We are greatly saddened by the news of the death of one of our co-founders John Barton CBE.
Our Artistic Director, Gregory Doran pays tribute to his life and work:
‘John Barton, a Shakespeare genius, a mentor, and I am proud to say, a friend’.
The artistic director designate and chief executive of Shakespeare's Globe spoke candidly about the recent controversy over Emma Rice's departure.
Here ya go! X
Shakespeare knew this.
Good Luck Riz.
Sounds pretty good!

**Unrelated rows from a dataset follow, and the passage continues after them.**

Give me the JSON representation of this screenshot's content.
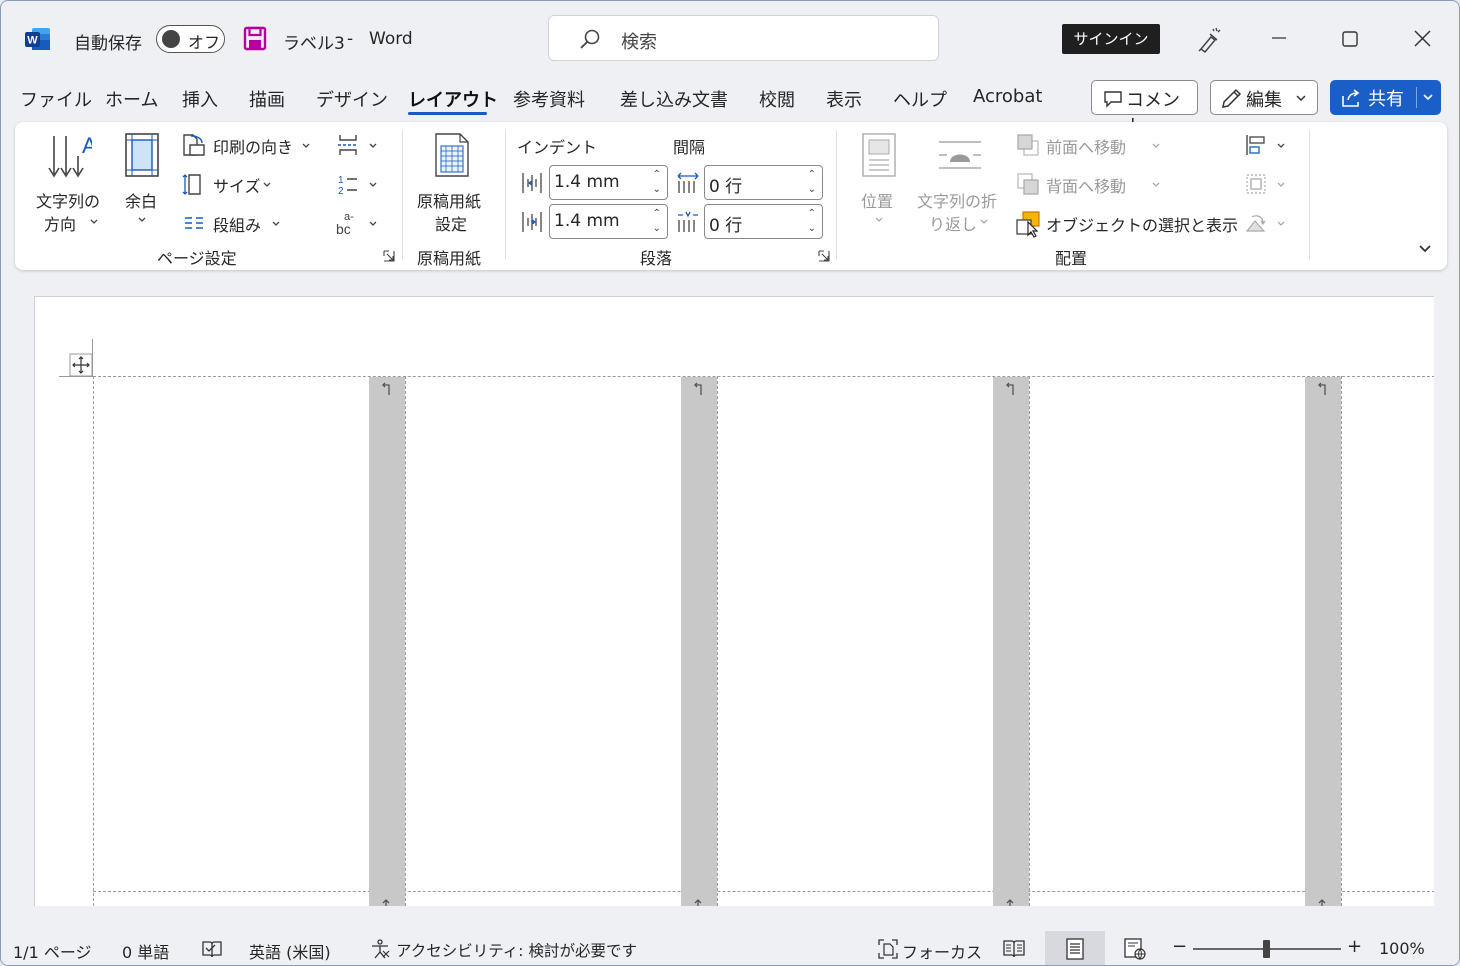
{
  "titlebar": {
    "autosave_label": "自動保存",
    "autosave_state": "オフ",
    "doc_title": "ラベル3",
    "separator": "-",
    "app_name": "Word",
    "search_placeholder": "検索",
    "signin": "サインイン"
  },
  "tabs": [
    "ファイル",
    "ホーム",
    "挿入",
    "描画",
    "デザイン",
    "レイアウト",
    "参考資料",
    "差し込み文書",
    "校閲",
    "表示",
    "ヘルプ",
    "Acrobat"
  ],
  "active_tab": "レイアウト",
  "actions": {
    "comment": "コメント",
    "edit": "編集",
    "share": "共有"
  },
  "ribbon": {
    "page_setup": {
      "text_direction_1": "文字列の",
      "text_direction_2": "方向",
      "margins": "余白",
      "orientation": "印刷の向き",
      "size": "サイズ",
      "columns": "段組み",
      "group_label": "ページ設定"
    },
    "genko": {
      "settings_1": "原稿用紙",
      "settings_2": "設定",
      "group_label": "原稿用紙"
    },
    "paragraph": {
      "indent_label": "インデント",
      "spacing_label": "間隔",
      "indent_left": "1.4 mm",
      "indent_right": "1.4 mm",
      "spacing_before": "0 行",
      "spacing_after": "0 行",
      "group_label": "段落"
    },
    "arrange": {
      "position": "位置",
      "wrap_1": "文字列の折",
      "wrap_2": "り返し",
      "bring_forward": "前面へ移動",
      "send_backward": "背面へ移動",
      "selection_pane": "オブジェクトの選択と表示",
      "group_label": "配置"
    }
  },
  "status": {
    "page": "1/1 ページ",
    "words": "0 単語",
    "language": "英語 (米国)",
    "accessibility": "アクセシビリティ: 検討が必要です",
    "focus": "フォーカス",
    "zoom_minus": "−",
    "zoom_plus": "+",
    "zoom": "100%"
  },
  "colors": {
    "accent": "#185abd",
    "share_bg": "#1a5ec7",
    "gutter": "#c8c8c8",
    "save_icon": "#b4009e"
  }
}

I have to describe what happened tonight at Shakespeare in the Park. The play starts. Julius Caesar is Trump. We know that already. Enter stage left from the au...dience a young woman dressed all in black protesting Caesar. Cool. About thirty minutes in, Caesar is brutally stabbed to death over and over by the senators. It's really graphic and disturbing. Enter stage right from the audience a young woman dressed all in black yelling at the senators and the audience "Stop violence against conservatives!" Slowly the crowd realizes she isn't an actor like the first woman, she's a real protestor. A man stands up in his seat and starts yelling at the crowd, and now the audience is booing and hissing and people are standing up out of their seats to yell at the protestors (someone near me yells, "I hope you didn't wait all morning for this!"), and the stage manager comes on the god mic to pause the show, and security come on stage to drag the woman off. The commotion settles, and the SM comes on again and announces, "actors, pick up from 'Liberty! Freedom!'" (that was literally the line) and the crowd goes wild. Standing ovation. The scene picks up and ends, and the real police, in full regalia with bullet proof vests, cross back into the theater in front of the stage as the senators exit the stage through the audience and have to weave around the police, as actors dressed as police in riot gear enter the stage (I can't even describe how wild this image was), and the scene shifts to Brutus's speech to the Romans, during which a dozen planted actors throughout the theater jump out of their seats and begin yelling at the stage, and audience members, now not knowing what to believe begin heckling the "protestors" again! Madness! Long live art imitating life imitating art imitating life. The point of the play remains clear- it is not a promotion of assassination. After the stabbing, there's still an hour and a half left of the show, during which the conspirators suffer and die for their crime and Rome (or America) falls into civil war and chaos. It made me think actually about the risk of impeachment. We are so divided and so passionate and seemingly unchangeable, and that dystopia on stage might not be far off if we continue not to be able to sit down for a couple hours, even the horribly offensive detail thirty minutes in, and listen to one another.
When people fear Shakespeare they simply must be doing something wrong!